- [What is expected]:
Omitting the pictures, print every line below exactly as it stands.

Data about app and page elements
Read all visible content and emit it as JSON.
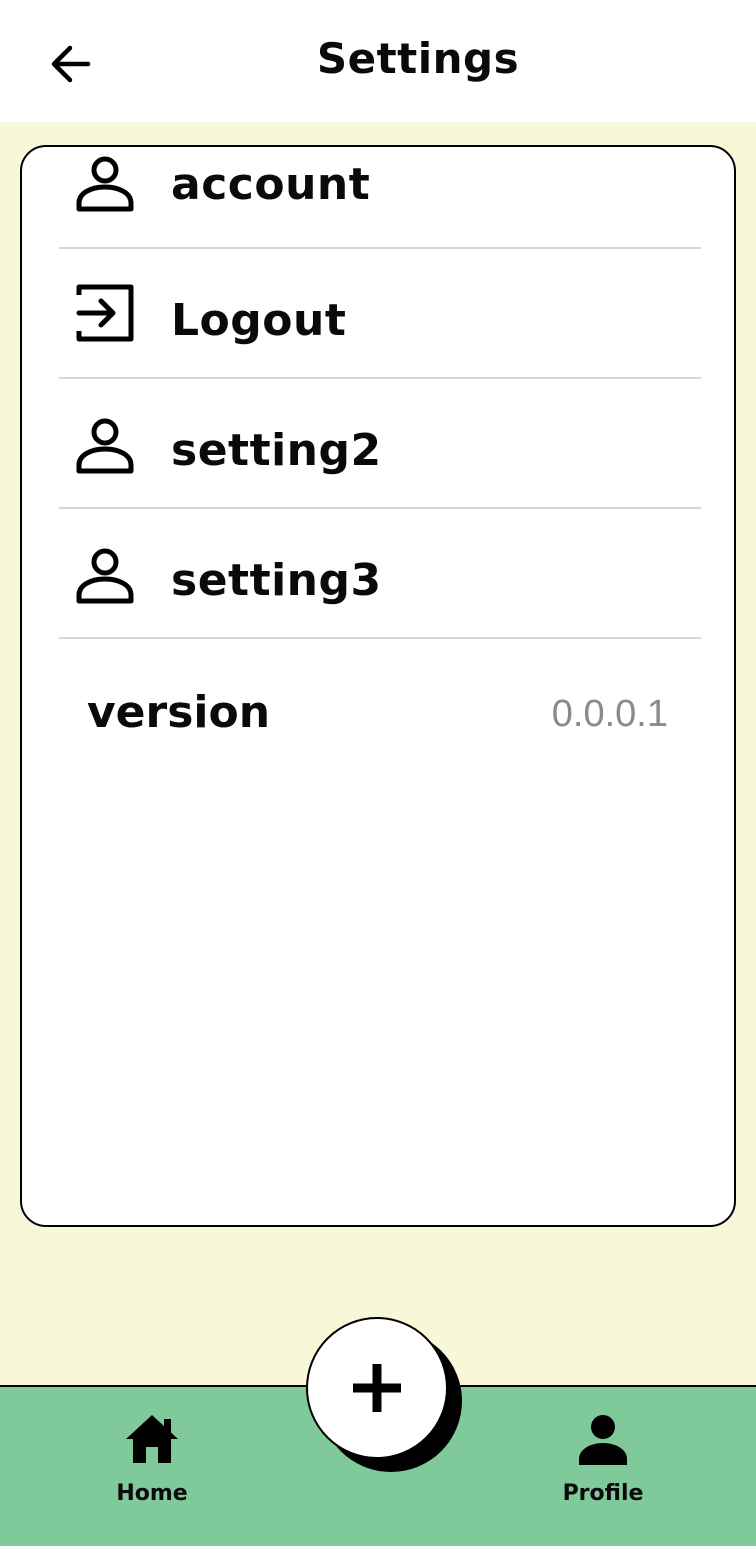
{
  "header": {
    "title": "Settings",
    "back_icon": "arrow-left-icon"
  },
  "settings": {
    "items": [
      {
        "label": "account",
        "icon": "person-outline-icon"
      },
      {
        "label": "Logout",
        "icon": "logout-icon"
      },
      {
        "label": "setting2",
        "icon": "person-outline-icon"
      },
      {
        "label": "setting3",
        "icon": "person-outline-icon"
      }
    ],
    "version": {
      "label": "version",
      "value": "0.0.0.1"
    }
  },
  "bottom_nav": {
    "items": [
      {
        "label": "Home",
        "icon": "home-icon"
      },
      {
        "label": "Profile",
        "icon": "person-icon"
      }
    ],
    "fab_icon": "plus-icon"
  },
  "colors": {
    "background": "#f8f8d9",
    "nav_background": "#80c99a",
    "card": "#ffffff",
    "version_value": "#8a8a8a"
  }
}
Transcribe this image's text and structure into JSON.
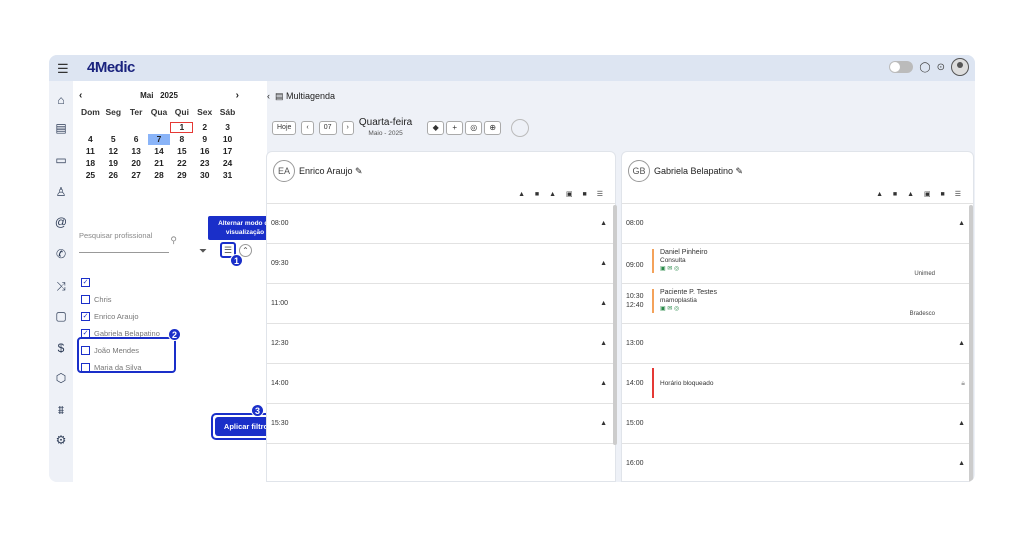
{
  "app": {
    "logo_prefix": "4",
    "logo_name": "Medic"
  },
  "calendar": {
    "month": "Mai",
    "year": "2025",
    "weekdays": [
      "Dom",
      "Seg",
      "Ter",
      "Qua",
      "Qui",
      "Sex",
      "Sáb"
    ],
    "weeks": [
      [
        "",
        "",
        "",
        "",
        "1",
        "2",
        "3"
      ],
      [
        "4",
        "5",
        "6",
        "7",
        "8",
        "9",
        "10"
      ],
      [
        "11",
        "12",
        "13",
        "14",
        "15",
        "16",
        "17"
      ],
      [
        "18",
        "19",
        "20",
        "21",
        "22",
        "23",
        "24"
      ],
      [
        "25",
        "26",
        "27",
        "28",
        "29",
        "30",
        "31"
      ]
    ],
    "today": "1",
    "selected": "7"
  },
  "sidebar_search": {
    "placeholder": "Pesquisar profissional"
  },
  "tooltip": "Alternar modo de visualização",
  "badges": [
    "1",
    "2",
    "3"
  ],
  "professionals": [
    {
      "name": "",
      "checked": true
    },
    {
      "name": "Chris",
      "checked": false
    },
    {
      "name": "Enrico Araujo",
      "checked": true
    },
    {
      "name": "Gabriela Belapatino",
      "checked": true
    },
    {
      "name": "João Mendes",
      "checked": false
    },
    {
      "name": "Maria da Silva",
      "checked": false
    }
  ],
  "apply_button": "Aplicar filtro",
  "main": {
    "title": "Multiagenda",
    "today_btn": "Hoje",
    "day_num": "07",
    "day_name": "Quarta-feira",
    "month_year": "Maio - 2025"
  },
  "columns": [
    {
      "initials": "EA",
      "name": "Enrico Araujo",
      "slots": [
        {
          "time": "08:00"
        },
        {
          "time": "09:30"
        },
        {
          "time": "11:00"
        },
        {
          "time": "12:30"
        },
        {
          "time": "14:00"
        },
        {
          "time": "15:30"
        }
      ]
    },
    {
      "initials": "GB",
      "name": "Gabriela Belapatino",
      "slots": [
        {
          "time": "08:00"
        },
        {
          "time": "09:00",
          "patient": "Daniel Pinheiro",
          "type": "Consulta",
          "insurance": "Unimed"
        },
        {
          "time": "10:30",
          "time_end": "12:40",
          "patient": "Paciente P. Testes",
          "type": "mamoplastia",
          "insurance": "Bradesco"
        },
        {
          "time": "13:00"
        },
        {
          "time": "14:00",
          "blocked": "Horário bloqueado"
        },
        {
          "time": "15:00"
        },
        {
          "time": "16:00"
        }
      ]
    }
  ],
  "colors": {
    "accent": "#1a2fc9",
    "topbar": "#dde5f2",
    "selected_day": "#8ab4f8",
    "today_border": "#e53935",
    "appt_bar": "#f4a25a",
    "blocked_bar": "#e53935"
  }
}
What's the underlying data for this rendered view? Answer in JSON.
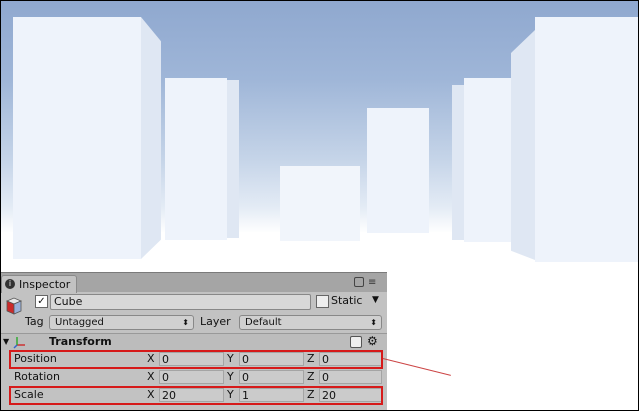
{
  "inspector": {
    "tab_label": "Inspector",
    "object_name": "Cube",
    "static_label": "Static",
    "tag_label": "Tag",
    "tag_value": "Untagged",
    "layer_label": "Layer",
    "layer_value": "Default",
    "active_checked": true,
    "static_checked": false
  },
  "transform": {
    "title": "Transform",
    "rows": [
      {
        "label": "Position",
        "x": "0",
        "y": "0",
        "z": "0",
        "highlighted": true
      },
      {
        "label": "Rotation",
        "x": "0",
        "y": "0",
        "z": "0",
        "highlighted": false
      },
      {
        "label": "Scale",
        "x": "20",
        "y": "1",
        "z": "20",
        "highlighted": true
      }
    ],
    "axis_labels": {
      "x": "X",
      "y": "Y",
      "z": "Z"
    }
  },
  "colors": {
    "highlight": "#d61a1a",
    "sky_top": "#8fa8cf",
    "panel_bg": "#c2c2c2"
  }
}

- [Solution to the exercise]:
Read all visible content and emit it as JSON.
{
  "header": {
    "title": "Settings",
    "back_icon": "arrow-left-icon"
  },
  "settings": {
    "items": [
      {
        "label": "account",
        "icon": "person-outline-icon"
      },
      {
        "label": "Logout",
        "icon": "logout-icon"
      },
      {
        "label": "setting2",
        "icon": "person-outline-icon"
      },
      {
        "label": "setting3",
        "icon": "person-outline-icon"
      }
    ],
    "version": {
      "label": "version",
      "value": "0.0.0.1"
    }
  },
  "bottom_nav": {
    "items": [
      {
        "label": "Home",
        "icon": "home-icon"
      },
      {
        "label": "Profile",
        "icon": "person-icon"
      }
    ],
    "fab_icon": "plus-icon"
  },
  "colors": {
    "background": "#f8f8d9",
    "nav_background": "#80c99a",
    "card": "#ffffff",
    "version_value": "#8a8a8a"
  }
}
Transcribe this image's text and structure into JSON.
{
  "app": {
    "logo_prefix": "4",
    "logo_name": "Medic"
  },
  "calendar": {
    "month": "Mai",
    "year": "2025",
    "weekdays": [
      "Dom",
      "Seg",
      "Ter",
      "Qua",
      "Qui",
      "Sex",
      "Sáb"
    ],
    "weeks": [
      [
        "",
        "",
        "",
        "",
        "1",
        "2",
        "3"
      ],
      [
        "4",
        "5",
        "6",
        "7",
        "8",
        "9",
        "10"
      ],
      [
        "11",
        "12",
        "13",
        "14",
        "15",
        "16",
        "17"
      ],
      [
        "18",
        "19",
        "20",
        "21",
        "22",
        "23",
        "24"
      ],
      [
        "25",
        "26",
        "27",
        "28",
        "29",
        "30",
        "31"
      ]
    ],
    "today": "1",
    "selected": "7"
  },
  "sidebar_search": {
    "placeholder": "Pesquisar profissional"
  },
  "tooltip": "Alternar modo de visualização",
  "badges": [
    "1",
    "2",
    "3"
  ],
  "professionals": [
    {
      "name": "",
      "checked": true
    },
    {
      "name": "Chris",
      "checked": false
    },
    {
      "name": "Enrico Araujo",
      "checked": true
    },
    {
      "name": "Gabriela Belapatino",
      "checked": true
    },
    {
      "name": "João Mendes",
      "checked": false
    },
    {
      "name": "Maria da Silva",
      "checked": false
    }
  ],
  "apply_button": "Aplicar filtro",
  "main": {
    "title": "Multiagenda",
    "today_btn": "Hoje",
    "day_num": "07",
    "day_name": "Quarta-feira",
    "month_year": "Maio - 2025"
  },
  "columns": [
    {
      "initials": "EA",
      "name": "Enrico Araujo",
      "slots": [
        {
          "time": "08:00"
        },
        {
          "time": "09:30"
        },
        {
          "time": "11:00"
        },
        {
          "time": "12:30"
        },
        {
          "time": "14:00"
        },
        {
          "time": "15:30"
        }
      ]
    },
    {
      "initials": "GB",
      "name": "Gabriela Belapatino",
      "slots": [
        {
          "time": "08:00"
        },
        {
          "time": "09:00",
          "patient": "Daniel Pinheiro",
          "type": "Consulta",
          "insurance": "Unimed"
        },
        {
          "time": "10:30",
          "time_end": "12:40",
          "patient": "Paciente P. Testes",
          "type": "mamoplastia",
          "insurance": "Bradesco"
        },
        {
          "time": "13:00"
        },
        {
          "time": "14:00",
          "blocked": "Horário bloqueado"
        },
        {
          "time": "15:00"
        },
        {
          "time": "16:00"
        }
      ]
    }
  ],
  "colors": {
    "accent": "#1a2fc9",
    "topbar": "#dde5f2",
    "selected_day": "#8ab4f8",
    "today_border": "#e53935",
    "appt_bar": "#f4a25a",
    "blocked_bar": "#e53935"
  }
}
What's the underlying data for this rendered view? Answer in JSON.
{
  "inspector": {
    "tab_label": "Inspector",
    "object_name": "Cube",
    "static_label": "Static",
    "tag_label": "Tag",
    "tag_value": "Untagged",
    "layer_label": "Layer",
    "layer_value": "Default",
    "active_checked": true,
    "static_checked": false
  },
  "transform": {
    "title": "Transform",
    "rows": [
      {
        "label": "Position",
        "x": "0",
        "y": "0",
        "z": "0",
        "highlighted": true
      },
      {
        "label": "Rotation",
        "x": "0",
        "y": "0",
        "z": "0",
        "highlighted": false
      },
      {
        "label": "Scale",
        "x": "20",
        "y": "1",
        "z": "20",
        "highlighted": true
      }
    ],
    "axis_labels": {
      "x": "X",
      "y": "Y",
      "z": "Z"
    }
  },
  "colors": {
    "highlight": "#d61a1a",
    "sky_top": "#8fa8cf",
    "panel_bg": "#c2c2c2"
  }
}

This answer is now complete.